1

echo -n '' > /path/to/the/file should replace the file with a 0-byte successor. However, Windows file locking is nearly always a pain only when you don't want it to be. If the program is maintaining an open file handle rather than a series of open-append-close events, this may not work.


1

Don't use for loops for this. By default, as explained by @JennyD, your shell will split on whitespace and not keep the entire line. This is not the case if you read the file into a while loop instead of cat and for: $ while read line; do echo "$line"; done < f1.txt; A=0 A=`expr $A + 1` This will also make the eval run correctly: $ while read line; ...


1

I believe XDMCP is using the fonts local to the Solaris system. When you SSH you're using fonts that are local, since in that scenario you're the X server and the Solaris box is the X client. You can use the command xlsfonts to see what fonts are accessible to you on a given system. EDIT #1 - Font path You can find out your system's font path using the ...


1

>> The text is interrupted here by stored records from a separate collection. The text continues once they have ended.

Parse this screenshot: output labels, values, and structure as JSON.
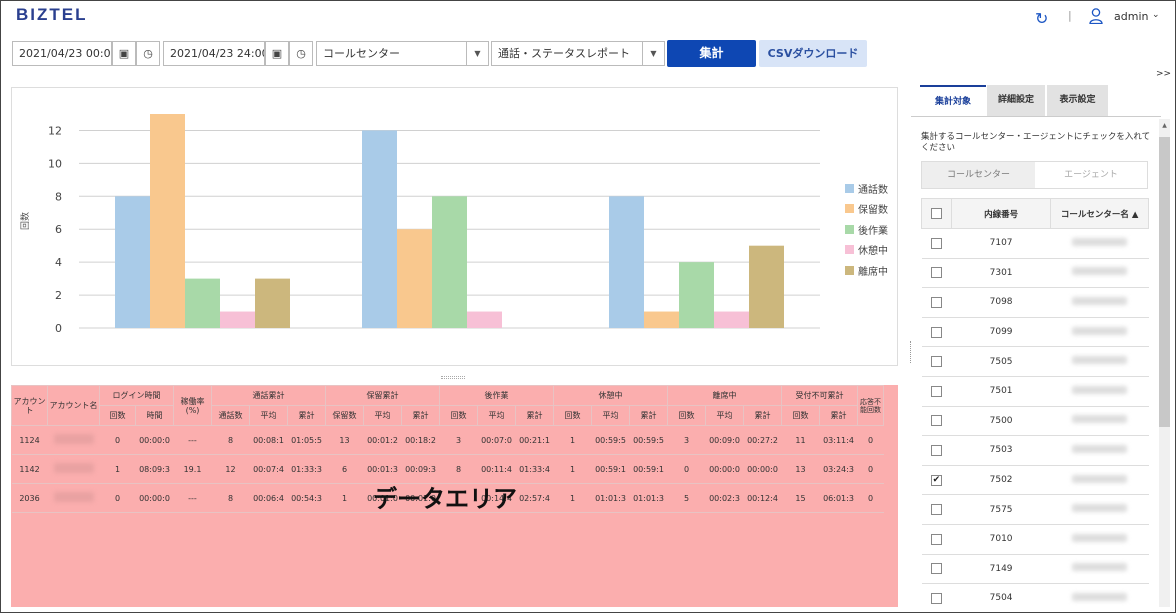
{
  "header": {
    "logo": "BIZTEL",
    "refresh_icon": "refresh-icon",
    "separator": "|",
    "user_icon": "user-icon",
    "user_name": "admin",
    "user_caret": "⌄"
  },
  "filters": {
    "start_datetime": "2021/04/23 00:00",
    "end_datetime": "2021/04/23 24:00",
    "call_center_select": "コールセンター",
    "report_select": "通話・ステータスレポート",
    "aggregate_button": "集計",
    "csv_button": "CSVダウンロード",
    "expand_toggle": ">>"
  },
  "chart_data": {
    "type": "bar",
    "categories": [
      "",
      "",
      ""
    ],
    "ylabel": "回数",
    "ylim": [
      0,
      13
    ],
    "yticks": [
      0,
      2,
      4,
      6,
      8,
      10,
      12
    ],
    "legend_position": "right",
    "grid": true,
    "series": [
      {
        "name": "通話数",
        "color": "#a9cbe8",
        "values": [
          8,
          12,
          8
        ]
      },
      {
        "name": "保留数",
        "color": "#f9c88e",
        "values": [
          13,
          6,
          1
        ]
      },
      {
        "name": "後作業",
        "color": "#a8d9a8",
        "values": [
          3,
          8,
          4
        ]
      },
      {
        "name": "休憩中",
        "color": "#f7c0d6",
        "values": [
          1,
          1,
          1
        ]
      },
      {
        "name": "離席中",
        "color": "#ccb77d",
        "values": [
          3,
          0,
          5
        ]
      }
    ]
  },
  "data_table": {
    "group_headers": {
      "account": "アカウント",
      "account_name": "アカウント名",
      "login_time": "ログイン時間",
      "occupancy": "稼働率(%)",
      "calls": "通話累計",
      "hold": "保留累計",
      "aftercall": "後作業",
      "break": "休憩中",
      "away": "離席中",
      "refused": "受付不可累計",
      "unanswered": "応答不能回数"
    },
    "sub_headers": {
      "count": "回数",
      "time": "時間",
      "call_count": "通話数",
      "avg": "平均",
      "total": "累計",
      "hold_count": "保留数"
    },
    "rows": [
      {
        "account": "1124",
        "c1": "0",
        "c2": "00:00:0",
        "c3": "---",
        "c4": "8",
        "c5": "00:08:1",
        "c6": "01:05:5",
        "c7": "13",
        "c8": "00:01:2",
        "c9": "00:18:2",
        "c10": "3",
        "c11": "00:07:0",
        "c12": "00:21:1",
        "c13": "1",
        "c14": "00:59:5",
        "c15": "00:59:5",
        "c16": "3",
        "c17": "00:09:0",
        "c18": "00:27:2",
        "c19": "11",
        "c20": "03:11:4",
        "c21": "0"
      },
      {
        "account": "1142",
        "c1": "1",
        "c2": "08:09:3",
        "c3": "19.1",
        "c4": "12",
        "c5": "00:07:4",
        "c6": "01:33:3",
        "c7": "6",
        "c8": "00:01:3",
        "c9": "00:09:3",
        "c10": "8",
        "c11": "00:11:4",
        "c12": "01:33:4",
        "c13": "1",
        "c14": "00:59:1",
        "c15": "00:59:1",
        "c16": "0",
        "c17": "00:00:0",
        "c18": "00:00:0",
        "c19": "13",
        "c20": "03:24:3",
        "c21": "0"
      },
      {
        "account": "2036",
        "c1": "0",
        "c2": "00:00:0",
        "c3": "---",
        "c4": "8",
        "c5": "00:06:4",
        "c6": "00:54:3",
        "c7": "1",
        "c8": "00:01:0",
        "c9": "00:01:0",
        "c10": "",
        "c11": "00:14:4",
        "c12": "02:57:4",
        "c13": "1",
        "c14": "01:01:3",
        "c15": "01:01:3",
        "c16": "5",
        "c17": "00:02:3",
        "c18": "00:12:4",
        "c19": "15",
        "c20": "06:01:3",
        "c21": "0"
      }
    ],
    "overlay_label": "データエリア"
  },
  "right_panel": {
    "tabs": [
      "集計対象",
      "詳細設定",
      "表示設定"
    ],
    "description": "集計するコールセンター・エージェントにチェックを入れてください",
    "segment": {
      "call_center": "コールセンター",
      "agent": "エージェント"
    },
    "table_headers": {
      "extension": "内線番号",
      "name": "コールセンター名 ▲"
    },
    "rows": [
      {
        "ext": "7107",
        "checked": false
      },
      {
        "ext": "7301",
        "checked": false
      },
      {
        "ext": "7098",
        "checked": false
      },
      {
        "ext": "7099",
        "checked": false
      },
      {
        "ext": "7505",
        "checked": false
      },
      {
        "ext": "7501",
        "checked": false
      },
      {
        "ext": "7500",
        "checked": false
      },
      {
        "ext": "7503",
        "checked": false
      },
      {
        "ext": "7502",
        "checked": true
      },
      {
        "ext": "7575",
        "checked": false
      },
      {
        "ext": "7010",
        "checked": false
      },
      {
        "ext": "7149",
        "checked": false
      },
      {
        "ext": "7504",
        "checked": false
      }
    ]
  }
}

This updates the locate database, which will indeed take a long time. It has to traverse every path on the system and then index it appropriately, which requires a lot of work (and a lot of resources). While it's not really possible to speed up population of the database, you can make it less intrusive by increasing the niceness and io-niceness of updatedb. ...


1

Try: $ which startxwin This should tell you that startxwin is here: /usr/bin/startxwin If it's not, then Joseph R's comment is probably correct and you don't have the package installed.


1

That's the iperf2 code base, you might want to try the iperf3 code base. As another alternative to trying to compile this yourself, there's the iperf-cygwin project, which is a project to compile Iperf 2.x on Windows using Cygwin.


1

What is mintty set to use for font and locale? You can find the settings by clicking the top left of the mintty window, select 'Options...' and then click 'text'. Mine is set to Font: Consolas, 11-point. Locale: en_US, Character set: UTF-8. Try that first, then try setting your Locale to Russian.


1

The file /etc/X11/app-defaults/XTerm defines X resources used by Xterm. X resources are configuration values used by old-fashioned X applications (applications that came before modern environments such as Gnome and KDE which have their own, less powerful configuration system). Don't modify the system file. Instead, write your own settings in ~/.Xresources. ...



Only top voted, non community-wiki answers of a minimum length are eligible